One of the subjects closest to Mr. Roosevelt's heart was conservation; and of the many subjects subsumed under that general heading, perhaps forests would come first. He had had as his first committee assignment in the New York legislature in 1910 that on Forests, Fish, and Game. He took his duties seriously as befitted a landed gentleman from Dutchess County and a younger relative of Theodore Roosevelt. And from then on all this range of subject matter was one to which he was sensitized. On Hyde Park land, purchased for the purpose because his mother would not allow it on the old estate, he started a forestry project of his own. This part of his land had the closest supervision from its owner; and it was to his growing trees that he took favored visitors with the greatest pride.
I have told in another place that these made common ground on which our acquaintanceship could ripen. A good deal later, during his Presidency, I should be chosen to be his representative at a conservation dinner in Albany. This was perhaps a kind of reward for likemindedness.1
There were, however, many other landmarks in my joint experience with him. The Forest Service would come under my immediate direction in the Department of Agriculture and we should have a good deal of happy business about it. Long before that I should have been of use to him in the matter of the Civilian Conservation Corps.

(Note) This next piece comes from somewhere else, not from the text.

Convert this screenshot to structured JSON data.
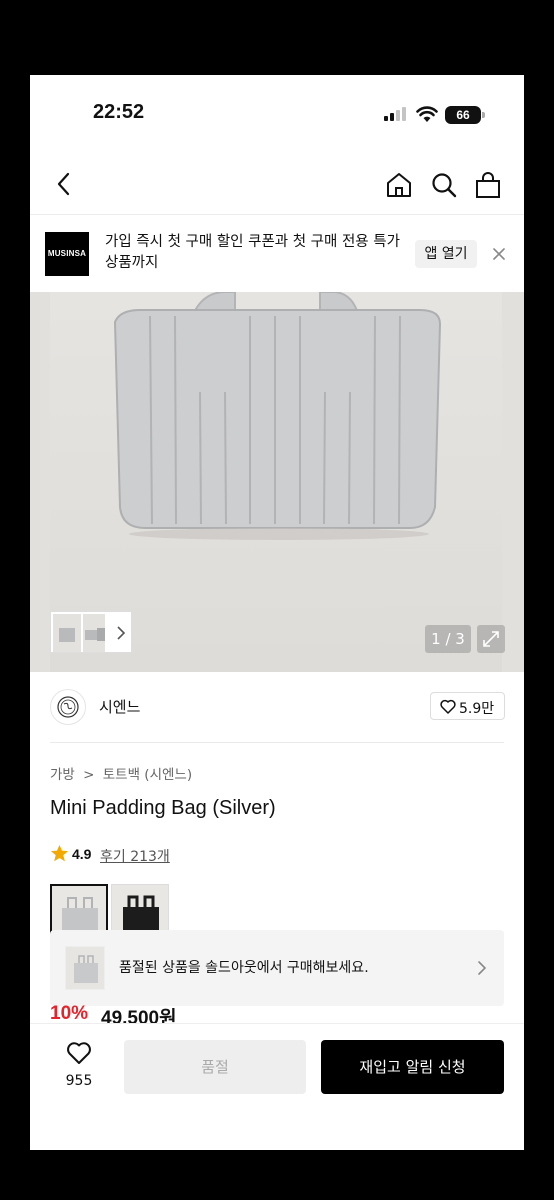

It has always amused me that so many of those close to the President should have been so awkward in their approach to the Corps. Their memoirs are almost as clumsy as their original apprehension.____________________